(Collected data)
════════════════
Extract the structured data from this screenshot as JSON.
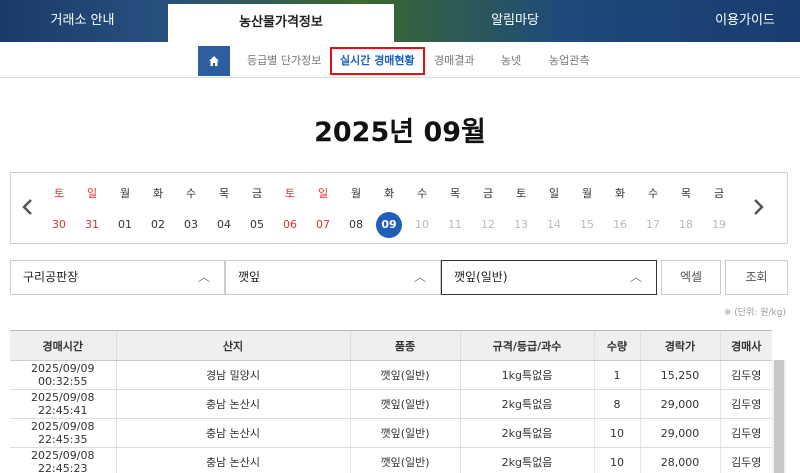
{
  "topnav": {
    "tabs": [
      {
        "label": "거래소 안내"
      },
      {
        "label": "농산물가격정보"
      },
      {
        "label": "알림마당"
      },
      {
        "label": "이용가이드"
      }
    ],
    "active_index": 1
  },
  "subnav": {
    "home_icon": "home-icon",
    "items": [
      {
        "label": "등급별 단가정보"
      },
      {
        "label": "실시간 경매현황"
      },
      {
        "label": "경매결과"
      },
      {
        "label": "농넷"
      },
      {
        "label": "농업관측"
      }
    ],
    "active_index": 1
  },
  "title": "2025년 09월",
  "calendar": {
    "prev_icon": "chevron-left-icon",
    "next_icon": "chevron-right-icon",
    "days": [
      {
        "dow": "토",
        "date": "30",
        "color": "red"
      },
      {
        "dow": "일",
        "date": "31",
        "color": "red"
      },
      {
        "dow": "월",
        "date": "01",
        "color": "black"
      },
      {
        "dow": "화",
        "date": "02",
        "color": "black"
      },
      {
        "dow": "수",
        "date": "03",
        "color": "black"
      },
      {
        "dow": "목",
        "date": "04",
        "color": "black"
      },
      {
        "dow": "금",
        "date": "05",
        "color": "black"
      },
      {
        "dow": "토",
        "date": "06",
        "color": "red"
      },
      {
        "dow": "일",
        "date": "07",
        "color": "red"
      },
      {
        "dow": "월",
        "date": "08",
        "color": "black"
      },
      {
        "dow": "화",
        "date": "09",
        "color": "today"
      },
      {
        "dow": "수",
        "date": "10",
        "color": "gray"
      },
      {
        "dow": "목",
        "date": "11",
        "color": "gray"
      },
      {
        "dow": "금",
        "date": "12",
        "color": "gray"
      },
      {
        "dow": "토",
        "date": "13",
        "color": "gray"
      },
      {
        "dow": "일",
        "date": "14",
        "color": "gray"
      },
      {
        "dow": "월",
        "date": "15",
        "color": "gray"
      },
      {
        "dow": "화",
        "date": "16",
        "color": "gray"
      },
      {
        "dow": "수",
        "date": "17",
        "color": "gray"
      },
      {
        "dow": "목",
        "date": "18",
        "color": "gray"
      },
      {
        "dow": "금",
        "date": "19",
        "color": "gray"
      }
    ]
  },
  "filters": {
    "market": "구리공판장",
    "item": "깻잎",
    "variety": "깻잎(일반)",
    "excel_label": "엑셀",
    "search_label": "조회"
  },
  "unit_note": "※ (단위: 원/kg)",
  "table": {
    "headers": [
      "경매시간",
      "산지",
      "품종",
      "규격/등급/과수",
      "수량",
      "경락가",
      "경매사"
    ],
    "rows": [
      [
        "2025/09/09 00:32:55",
        "경남 밀양시",
        "깻잎(일반)",
        "1kg특없음",
        "1",
        "15,250",
        "김두영"
      ],
      [
        "2025/09/08 22:45:41",
        "충남 논산시",
        "깻잎(일반)",
        "2kg특없음",
        "8",
        "29,000",
        "김두영"
      ],
      [
        "2025/09/08 22:45:35",
        "충남 논산시",
        "깻잎(일반)",
        "2kg특없음",
        "10",
        "29,000",
        "김두영"
      ],
      [
        "2025/09/08 22:45:23",
        "충남 논산시",
        "깻잎(일반)",
        "2kg특없음",
        "10",
        "28,000",
        "김두영"
      ]
    ]
  },
  "colors": {
    "accent": "#1f5fb5",
    "highlight_border": "#e01010",
    "weekend": "#e03030"
  }
}
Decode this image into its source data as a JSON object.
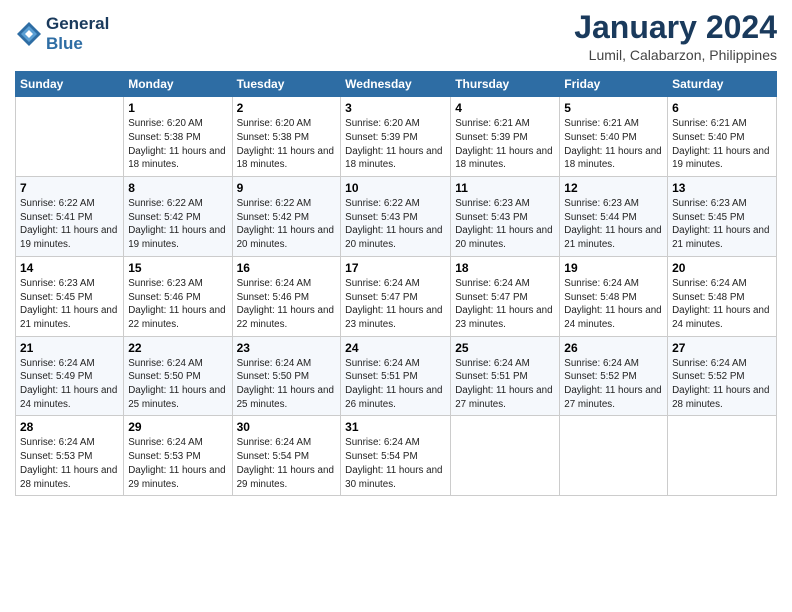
{
  "logo": {
    "text_line1": "General",
    "text_line2": "Blue"
  },
  "header": {
    "month_title": "January 2024",
    "subtitle": "Lumil, Calabarzon, Philippines"
  },
  "days_of_week": [
    "Sunday",
    "Monday",
    "Tuesday",
    "Wednesday",
    "Thursday",
    "Friday",
    "Saturday"
  ],
  "weeks": [
    [
      {
        "day": "",
        "sunrise": "",
        "sunset": "",
        "daylight": ""
      },
      {
        "day": "1",
        "sunrise": "Sunrise: 6:20 AM",
        "sunset": "Sunset: 5:38 PM",
        "daylight": "Daylight: 11 hours and 18 minutes."
      },
      {
        "day": "2",
        "sunrise": "Sunrise: 6:20 AM",
        "sunset": "Sunset: 5:38 PM",
        "daylight": "Daylight: 11 hours and 18 minutes."
      },
      {
        "day": "3",
        "sunrise": "Sunrise: 6:20 AM",
        "sunset": "Sunset: 5:39 PM",
        "daylight": "Daylight: 11 hours and 18 minutes."
      },
      {
        "day": "4",
        "sunrise": "Sunrise: 6:21 AM",
        "sunset": "Sunset: 5:39 PM",
        "daylight": "Daylight: 11 hours and 18 minutes."
      },
      {
        "day": "5",
        "sunrise": "Sunrise: 6:21 AM",
        "sunset": "Sunset: 5:40 PM",
        "daylight": "Daylight: 11 hours and 18 minutes."
      },
      {
        "day": "6",
        "sunrise": "Sunrise: 6:21 AM",
        "sunset": "Sunset: 5:40 PM",
        "daylight": "Daylight: 11 hours and 19 minutes."
      }
    ],
    [
      {
        "day": "7",
        "sunrise": "Sunrise: 6:22 AM",
        "sunset": "Sunset: 5:41 PM",
        "daylight": "Daylight: 11 hours and 19 minutes."
      },
      {
        "day": "8",
        "sunrise": "Sunrise: 6:22 AM",
        "sunset": "Sunset: 5:42 PM",
        "daylight": "Daylight: 11 hours and 19 minutes."
      },
      {
        "day": "9",
        "sunrise": "Sunrise: 6:22 AM",
        "sunset": "Sunset: 5:42 PM",
        "daylight": "Daylight: 11 hours and 20 minutes."
      },
      {
        "day": "10",
        "sunrise": "Sunrise: 6:22 AM",
        "sunset": "Sunset: 5:43 PM",
        "daylight": "Daylight: 11 hours and 20 minutes."
      },
      {
        "day": "11",
        "sunrise": "Sunrise: 6:23 AM",
        "sunset": "Sunset: 5:43 PM",
        "daylight": "Daylight: 11 hours and 20 minutes."
      },
      {
        "day": "12",
        "sunrise": "Sunrise: 6:23 AM",
        "sunset": "Sunset: 5:44 PM",
        "daylight": "Daylight: 11 hours and 21 minutes."
      },
      {
        "day": "13",
        "sunrise": "Sunrise: 6:23 AM",
        "sunset": "Sunset: 5:45 PM",
        "daylight": "Daylight: 11 hours and 21 minutes."
      }
    ],
    [
      {
        "day": "14",
        "sunrise": "Sunrise: 6:23 AM",
        "sunset": "Sunset: 5:45 PM",
        "daylight": "Daylight: 11 hours and 21 minutes."
      },
      {
        "day": "15",
        "sunrise": "Sunrise: 6:23 AM",
        "sunset": "Sunset: 5:46 PM",
        "daylight": "Daylight: 11 hours and 22 minutes."
      },
      {
        "day": "16",
        "sunrise": "Sunrise: 6:24 AM",
        "sunset": "Sunset: 5:46 PM",
        "daylight": "Daylight: 11 hours and 22 minutes."
      },
      {
        "day": "17",
        "sunrise": "Sunrise: 6:24 AM",
        "sunset": "Sunset: 5:47 PM",
        "daylight": "Daylight: 11 hours and 23 minutes."
      },
      {
        "day": "18",
        "sunrise": "Sunrise: 6:24 AM",
        "sunset": "Sunset: 5:47 PM",
        "daylight": "Daylight: 11 hours and 23 minutes."
      },
      {
        "day": "19",
        "sunrise": "Sunrise: 6:24 AM",
        "sunset": "Sunset: 5:48 PM",
        "daylight": "Daylight: 11 hours and 24 minutes."
      },
      {
        "day": "20",
        "sunrise": "Sunrise: 6:24 AM",
        "sunset": "Sunset: 5:48 PM",
        "daylight": "Daylight: 11 hours and 24 minutes."
      }
    ],
    [
      {
        "day": "21",
        "sunrise": "Sunrise: 6:24 AM",
        "sunset": "Sunset: 5:49 PM",
        "daylight": "Daylight: 11 hours and 24 minutes."
      },
      {
        "day": "22",
        "sunrise": "Sunrise: 6:24 AM",
        "sunset": "Sunset: 5:50 PM",
        "daylight": "Daylight: 11 hours and 25 minutes."
      },
      {
        "day": "23",
        "sunrise": "Sunrise: 6:24 AM",
        "sunset": "Sunset: 5:50 PM",
        "daylight": "Daylight: 11 hours and 25 minutes."
      },
      {
        "day": "24",
        "sunrise": "Sunrise: 6:24 AM",
        "sunset": "Sunset: 5:51 PM",
        "daylight": "Daylight: 11 hours and 26 minutes."
      },
      {
        "day": "25",
        "sunrise": "Sunrise: 6:24 AM",
        "sunset": "Sunset: 5:51 PM",
        "daylight": "Daylight: 11 hours and 27 minutes."
      },
      {
        "day": "26",
        "sunrise": "Sunrise: 6:24 AM",
        "sunset": "Sunset: 5:52 PM",
        "daylight": "Daylight: 11 hours and 27 minutes."
      },
      {
        "day": "27",
        "sunrise": "Sunrise: 6:24 AM",
        "sunset": "Sunset: 5:52 PM",
        "daylight": "Daylight: 11 hours and 28 minutes."
      }
    ],
    [
      {
        "day": "28",
        "sunrise": "Sunrise: 6:24 AM",
        "sunset": "Sunset: 5:53 PM",
        "daylight": "Daylight: 11 hours and 28 minutes."
      },
      {
        "day": "29",
        "sunrise": "Sunrise: 6:24 AM",
        "sunset": "Sunset: 5:53 PM",
        "daylight": "Daylight: 11 hours and 29 minutes."
      },
      {
        "day": "30",
        "sunrise": "Sunrise: 6:24 AM",
        "sunset": "Sunset: 5:54 PM",
        "daylight": "Daylight: 11 hours and 29 minutes."
      },
      {
        "day": "31",
        "sunrise": "Sunrise: 6:24 AM",
        "sunset": "Sunset: 5:54 PM",
        "daylight": "Daylight: 11 hours and 30 minutes."
      },
      {
        "day": "",
        "sunrise": "",
        "sunset": "",
        "daylight": ""
      },
      {
        "day": "",
        "sunrise": "",
        "sunset": "",
        "daylight": ""
      },
      {
        "day": "",
        "sunrise": "",
        "sunset": "",
        "daylight": ""
      }
    ]
  ]
}
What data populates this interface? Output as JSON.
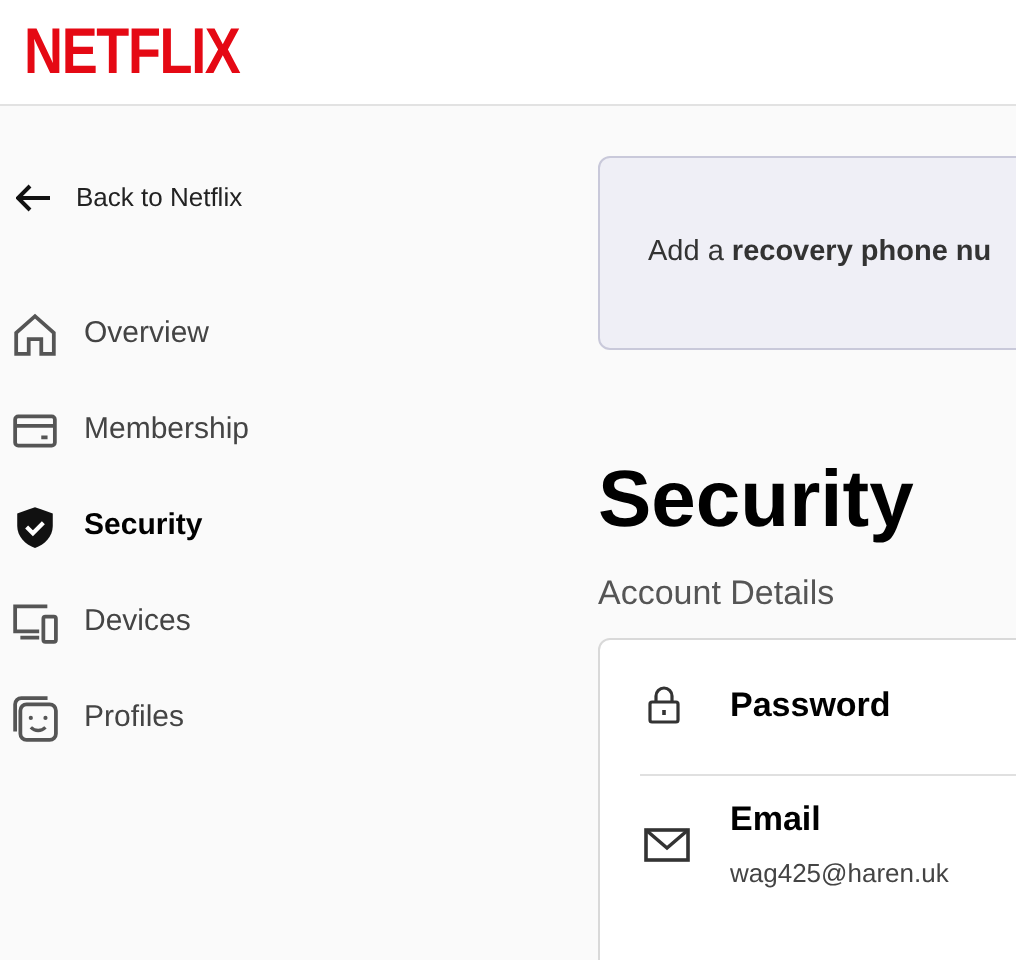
{
  "header": {
    "logo": "NETFLIX"
  },
  "back_link": "Back to Netflix",
  "sidebar": {
    "items": [
      {
        "label": "Overview",
        "selected": false
      },
      {
        "label": "Membership",
        "selected": false
      },
      {
        "label": "Security",
        "selected": true
      },
      {
        "label": "Devices",
        "selected": false
      },
      {
        "label": "Profiles",
        "selected": false
      }
    ]
  },
  "banner": {
    "text": "Add a **recovery phone nu**"
  },
  "page_title": "Security",
  "section_title": "Account Details",
  "account_rows": [
    {
      "title": "Password"
    },
    {
      "title": "Email",
      "value": "wag425@haren.uk"
    }
  ]
}
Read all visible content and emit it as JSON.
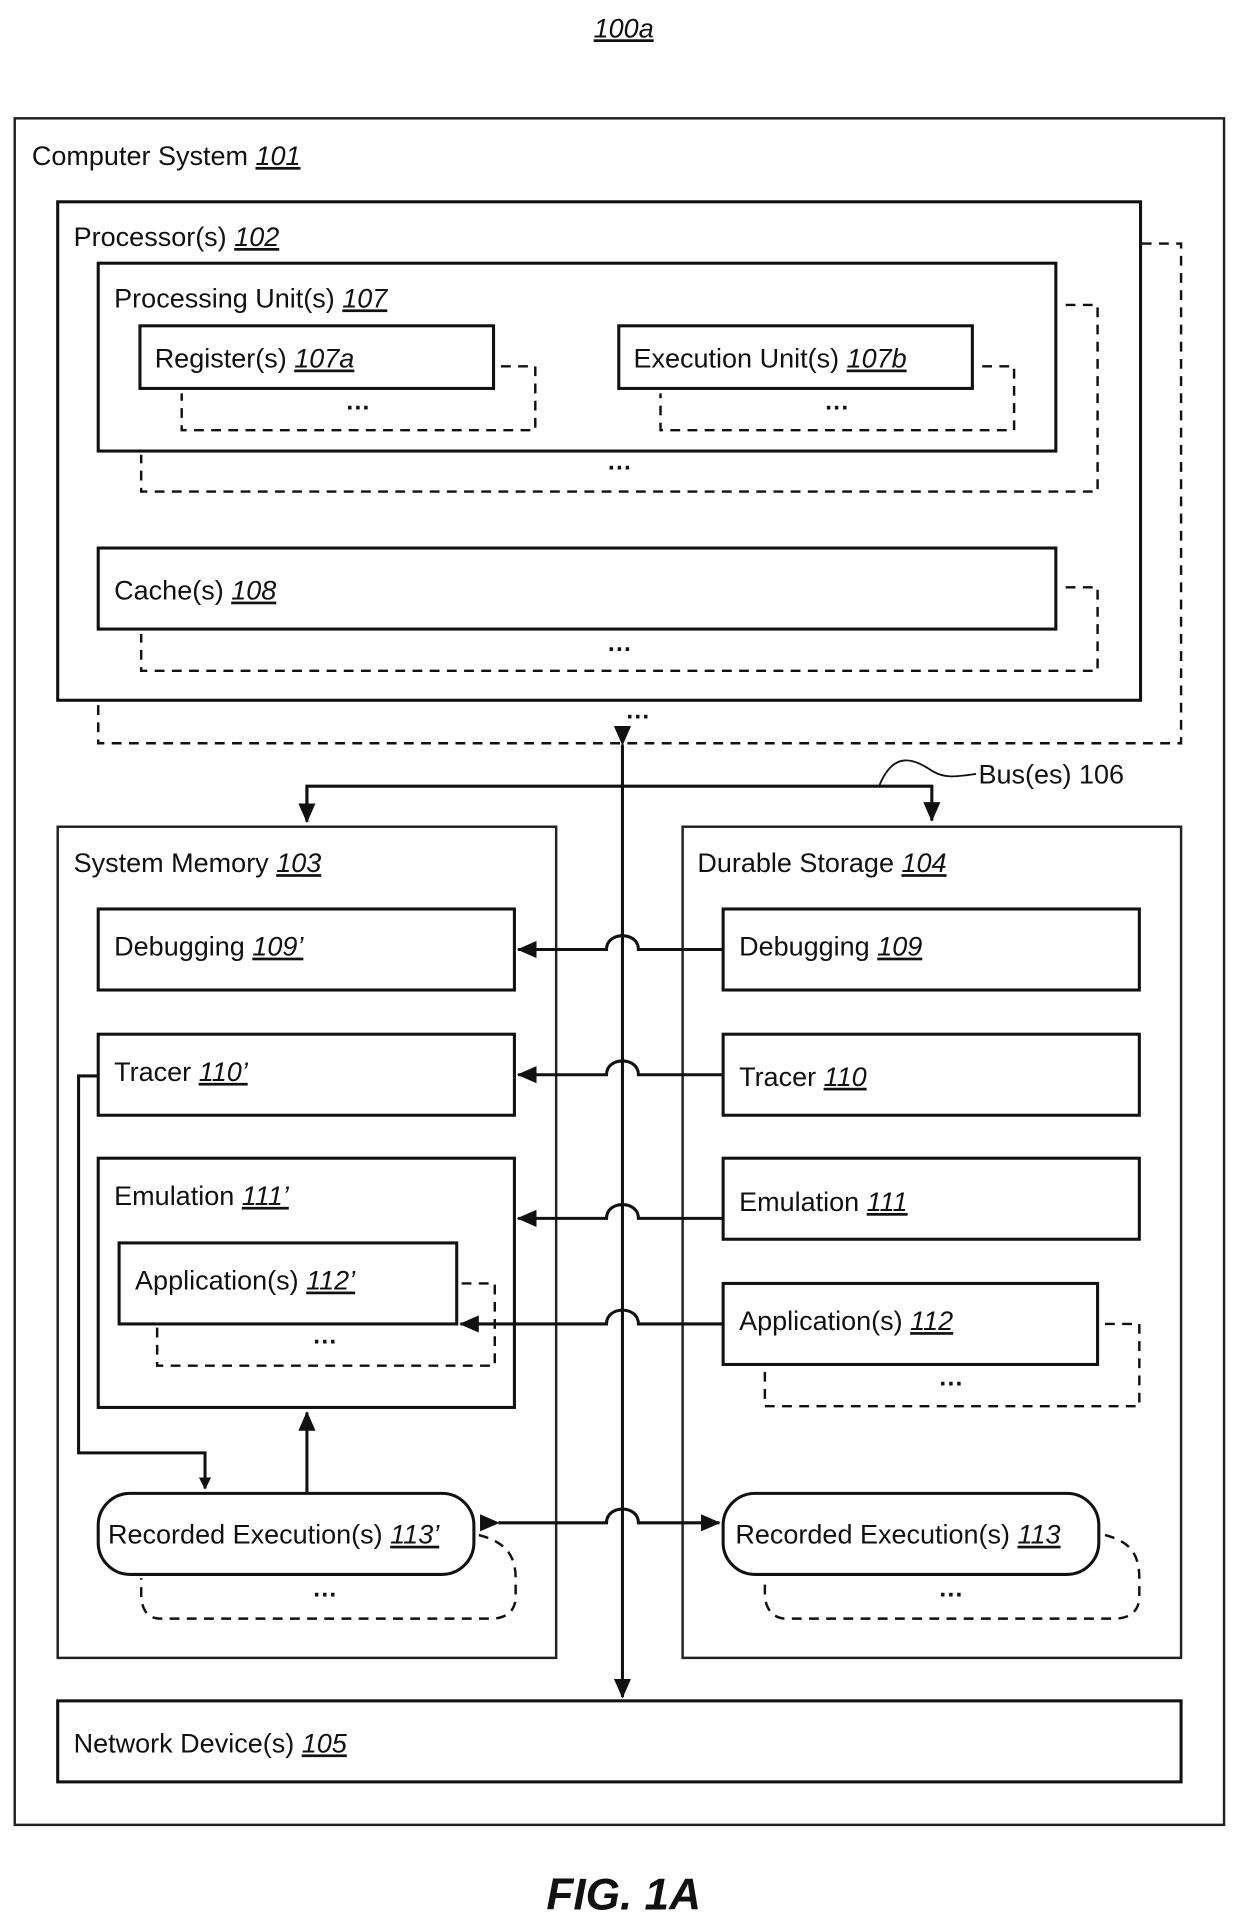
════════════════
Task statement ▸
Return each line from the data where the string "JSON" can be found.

The completed task ▸
Extract the structured data from this screenshot as JSON.
Decode this image into its source data as a JSON object.
What data populates this interface? Output as JSON.
Read all visible content and emit it as JSON.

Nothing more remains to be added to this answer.